Overall, sketching for drafting serves as a crucial step in the design process, allowing for idea generation, visualization, and communication of design concepts before progressing to more formal and detailed technical drawings. It combines artistic skills with technical understanding to bridge the gap between conceptualization and the creation of precise engineering documentation.

Types of Sketches

Just like how Engineering is a process that continues to evolve and improve, so does sketching. Some of the best innovations started as a loose sketch on a napkin. A sketch allows ideas to be shared and evolved. As the ideas evolve and require more detail, so do the sketches in the idea sharing process. Below are a few types of sketches that start simple and grow in detail and precision. 
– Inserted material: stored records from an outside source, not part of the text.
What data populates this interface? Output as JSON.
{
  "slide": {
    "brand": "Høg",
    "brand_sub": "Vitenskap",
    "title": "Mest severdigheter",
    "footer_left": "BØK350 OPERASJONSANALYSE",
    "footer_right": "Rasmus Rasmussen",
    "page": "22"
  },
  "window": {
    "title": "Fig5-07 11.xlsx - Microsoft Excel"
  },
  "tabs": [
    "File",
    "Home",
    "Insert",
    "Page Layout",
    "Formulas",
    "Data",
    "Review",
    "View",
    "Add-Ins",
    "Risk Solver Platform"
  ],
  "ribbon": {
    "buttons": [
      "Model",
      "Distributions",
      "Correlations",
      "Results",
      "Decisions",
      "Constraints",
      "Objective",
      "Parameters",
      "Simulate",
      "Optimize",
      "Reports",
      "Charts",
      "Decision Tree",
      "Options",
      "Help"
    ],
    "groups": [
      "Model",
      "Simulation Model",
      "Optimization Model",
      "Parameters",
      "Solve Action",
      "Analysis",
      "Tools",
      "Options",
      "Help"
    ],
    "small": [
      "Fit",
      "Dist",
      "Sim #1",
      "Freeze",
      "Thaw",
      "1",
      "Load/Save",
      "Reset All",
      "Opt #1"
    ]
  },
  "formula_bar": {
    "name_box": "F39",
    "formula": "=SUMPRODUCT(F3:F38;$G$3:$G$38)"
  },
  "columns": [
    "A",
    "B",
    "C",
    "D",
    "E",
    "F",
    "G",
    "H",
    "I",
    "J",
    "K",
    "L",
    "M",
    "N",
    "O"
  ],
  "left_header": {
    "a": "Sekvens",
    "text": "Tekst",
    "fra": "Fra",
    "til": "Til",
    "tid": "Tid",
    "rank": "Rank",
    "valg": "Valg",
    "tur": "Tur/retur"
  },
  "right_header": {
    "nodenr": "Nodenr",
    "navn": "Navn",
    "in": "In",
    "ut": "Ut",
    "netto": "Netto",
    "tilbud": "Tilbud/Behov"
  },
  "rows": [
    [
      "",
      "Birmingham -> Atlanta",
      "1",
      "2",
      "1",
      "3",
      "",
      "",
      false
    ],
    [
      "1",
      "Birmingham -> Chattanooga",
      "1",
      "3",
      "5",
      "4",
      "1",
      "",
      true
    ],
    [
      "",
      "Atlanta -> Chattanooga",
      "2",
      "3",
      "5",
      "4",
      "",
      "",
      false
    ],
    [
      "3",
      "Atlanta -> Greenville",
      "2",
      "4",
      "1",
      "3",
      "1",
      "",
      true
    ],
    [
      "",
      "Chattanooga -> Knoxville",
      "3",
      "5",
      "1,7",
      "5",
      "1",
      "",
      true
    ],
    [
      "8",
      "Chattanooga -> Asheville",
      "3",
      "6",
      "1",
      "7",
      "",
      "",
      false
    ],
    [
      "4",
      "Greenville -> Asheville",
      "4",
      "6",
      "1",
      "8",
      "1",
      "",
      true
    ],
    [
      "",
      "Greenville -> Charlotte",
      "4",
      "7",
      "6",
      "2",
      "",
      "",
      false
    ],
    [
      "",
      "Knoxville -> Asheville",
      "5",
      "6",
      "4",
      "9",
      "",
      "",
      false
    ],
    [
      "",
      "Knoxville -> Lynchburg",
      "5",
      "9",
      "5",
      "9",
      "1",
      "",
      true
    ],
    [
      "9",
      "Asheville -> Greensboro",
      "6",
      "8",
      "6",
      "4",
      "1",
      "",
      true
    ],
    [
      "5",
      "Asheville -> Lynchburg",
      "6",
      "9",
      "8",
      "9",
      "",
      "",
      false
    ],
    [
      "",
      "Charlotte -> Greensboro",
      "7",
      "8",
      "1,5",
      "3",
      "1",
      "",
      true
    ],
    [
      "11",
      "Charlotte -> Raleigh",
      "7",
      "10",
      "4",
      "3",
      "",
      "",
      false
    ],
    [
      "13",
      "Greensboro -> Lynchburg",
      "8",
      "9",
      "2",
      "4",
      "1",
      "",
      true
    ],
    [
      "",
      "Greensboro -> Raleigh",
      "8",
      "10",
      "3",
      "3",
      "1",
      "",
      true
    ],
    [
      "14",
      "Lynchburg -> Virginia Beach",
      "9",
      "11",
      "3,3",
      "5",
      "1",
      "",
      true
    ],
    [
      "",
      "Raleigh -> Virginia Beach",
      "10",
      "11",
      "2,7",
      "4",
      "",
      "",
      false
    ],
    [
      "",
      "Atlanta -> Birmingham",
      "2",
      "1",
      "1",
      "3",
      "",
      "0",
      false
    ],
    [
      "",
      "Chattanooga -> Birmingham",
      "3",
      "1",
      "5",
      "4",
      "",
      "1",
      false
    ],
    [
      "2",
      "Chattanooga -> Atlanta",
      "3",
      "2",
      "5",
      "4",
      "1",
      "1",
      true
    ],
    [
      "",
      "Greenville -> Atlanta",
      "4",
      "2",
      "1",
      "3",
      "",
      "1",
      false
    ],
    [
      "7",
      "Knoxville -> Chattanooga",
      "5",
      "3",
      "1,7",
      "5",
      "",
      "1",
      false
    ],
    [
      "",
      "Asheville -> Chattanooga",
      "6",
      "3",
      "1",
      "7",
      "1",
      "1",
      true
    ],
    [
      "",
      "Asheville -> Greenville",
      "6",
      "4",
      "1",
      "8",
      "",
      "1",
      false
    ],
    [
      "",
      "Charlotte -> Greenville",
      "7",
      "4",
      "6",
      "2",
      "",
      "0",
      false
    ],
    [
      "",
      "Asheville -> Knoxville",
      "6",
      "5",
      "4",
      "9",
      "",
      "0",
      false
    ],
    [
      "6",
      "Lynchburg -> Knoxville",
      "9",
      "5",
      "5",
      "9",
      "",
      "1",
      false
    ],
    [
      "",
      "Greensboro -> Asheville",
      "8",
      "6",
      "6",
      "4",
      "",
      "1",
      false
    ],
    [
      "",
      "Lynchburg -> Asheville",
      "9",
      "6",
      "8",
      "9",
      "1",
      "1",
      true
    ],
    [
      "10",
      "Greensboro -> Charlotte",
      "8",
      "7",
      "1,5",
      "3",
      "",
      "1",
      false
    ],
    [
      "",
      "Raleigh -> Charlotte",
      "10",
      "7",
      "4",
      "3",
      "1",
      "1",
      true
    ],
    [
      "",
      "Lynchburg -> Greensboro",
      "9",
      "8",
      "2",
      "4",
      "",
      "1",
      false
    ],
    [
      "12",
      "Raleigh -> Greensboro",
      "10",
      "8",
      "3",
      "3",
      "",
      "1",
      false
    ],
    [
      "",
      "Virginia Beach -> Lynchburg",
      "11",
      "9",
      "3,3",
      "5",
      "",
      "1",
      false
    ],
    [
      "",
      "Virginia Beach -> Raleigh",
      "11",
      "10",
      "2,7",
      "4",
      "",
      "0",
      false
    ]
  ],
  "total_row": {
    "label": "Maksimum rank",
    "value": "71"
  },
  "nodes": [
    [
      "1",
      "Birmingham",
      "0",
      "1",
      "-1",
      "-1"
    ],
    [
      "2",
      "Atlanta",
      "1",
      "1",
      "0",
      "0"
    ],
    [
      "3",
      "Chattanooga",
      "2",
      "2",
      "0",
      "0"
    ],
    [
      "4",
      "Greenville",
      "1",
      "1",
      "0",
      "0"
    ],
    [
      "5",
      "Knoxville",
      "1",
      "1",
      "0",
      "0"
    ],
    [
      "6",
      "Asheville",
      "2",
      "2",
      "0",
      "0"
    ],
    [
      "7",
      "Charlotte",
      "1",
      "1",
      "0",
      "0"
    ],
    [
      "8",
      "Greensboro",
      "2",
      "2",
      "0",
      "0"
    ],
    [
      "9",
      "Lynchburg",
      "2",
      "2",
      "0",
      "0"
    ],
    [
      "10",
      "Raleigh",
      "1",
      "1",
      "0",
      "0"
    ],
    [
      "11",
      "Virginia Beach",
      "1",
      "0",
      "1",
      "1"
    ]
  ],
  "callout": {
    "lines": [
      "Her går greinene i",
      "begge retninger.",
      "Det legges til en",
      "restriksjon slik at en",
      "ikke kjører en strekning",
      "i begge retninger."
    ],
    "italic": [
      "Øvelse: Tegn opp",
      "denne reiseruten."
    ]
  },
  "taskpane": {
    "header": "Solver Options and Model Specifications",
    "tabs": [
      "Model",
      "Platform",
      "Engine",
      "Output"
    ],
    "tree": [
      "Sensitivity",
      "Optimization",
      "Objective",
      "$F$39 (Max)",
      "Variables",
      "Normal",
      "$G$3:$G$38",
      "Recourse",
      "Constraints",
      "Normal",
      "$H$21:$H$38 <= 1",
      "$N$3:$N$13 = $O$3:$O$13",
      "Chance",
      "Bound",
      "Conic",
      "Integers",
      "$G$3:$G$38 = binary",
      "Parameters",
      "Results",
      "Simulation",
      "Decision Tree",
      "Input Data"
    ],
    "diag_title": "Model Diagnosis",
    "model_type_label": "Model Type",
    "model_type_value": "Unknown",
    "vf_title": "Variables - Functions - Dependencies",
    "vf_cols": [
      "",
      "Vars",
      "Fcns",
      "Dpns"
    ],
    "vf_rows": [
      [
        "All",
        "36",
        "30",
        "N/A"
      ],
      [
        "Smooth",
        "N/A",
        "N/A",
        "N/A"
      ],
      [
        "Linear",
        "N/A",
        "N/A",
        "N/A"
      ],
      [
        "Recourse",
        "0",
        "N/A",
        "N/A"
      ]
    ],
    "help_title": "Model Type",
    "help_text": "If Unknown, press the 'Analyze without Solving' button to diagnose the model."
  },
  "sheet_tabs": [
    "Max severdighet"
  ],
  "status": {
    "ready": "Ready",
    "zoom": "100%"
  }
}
Loose Sketch: A loose sketch refers to a preliminary or initial drawing that is done quickly and with minimal detail. It serves as a rough representation or concept of the subject matter. A loose sketch is typically characterized by loose and gestural lines, basic shapes, and minimal shading or detailing. It is often used as a starting point for further development or as a way to capture the overall composition or idea before refining it.

Refined Sketch: A refined sketch is a more developed version of the initial loose sketch. It involves adding more details, refining the proportions, and capturing the specific features and characteristics of the subject matter. A refined sketch may include more accurate and defined lines, finer shading or tonal variations, and additional elements or textures. It is still a sketch but with a higher level of detail and clarity compared to the loose sketch.

Defined Sketch: A defined sketch is a further advancement of the refined sketch, where the drawing becomes more precise and detailed. It involves carefully delineated lines, precise measurements, and a focus on capturing intricate details and nuances. This type of sketching can also be called a "technical drawing."

The progression from a loose sketch to a refined sketch and ultimately to a defined sketch allows the designer to explore and develop their ideas, refine their composition and form of the subject matter with increasing precision and detail.

Sketching Practice Activities

If you want to get better at sketching, like all things, it will require practice. Start by making loose sketches of things around you in school, home, and nature. If you are trying to focus on getting better at sketching for technical drafting, consider practicing your sketches by sketching products, buildings, and other infrastructure that engineers are responsible. This can be the school building, the school bus, or even a stapler on your teachers desk.

Sketching "Scavenger Hunt"

If you are looking to practice sketching, another great and fun way to do it is by doing a Sketching Scavenger Hunt. 


Item Selection:


Switching Roles:


Special Rules:

To add more challenge or variety to the game, you can introduce additional rules such as off hand sketching or "All Play". Where you can play as a large group where you have one sketcher at the front of the room and the rest of the can guess simultaneously. The rest of the group will individually have to guess and search the room for the item. The first one to have the correct item in their hand or be standing next to an immovable object that is the correct guess, wins the point! Optionally, the winner can be the next sketcher.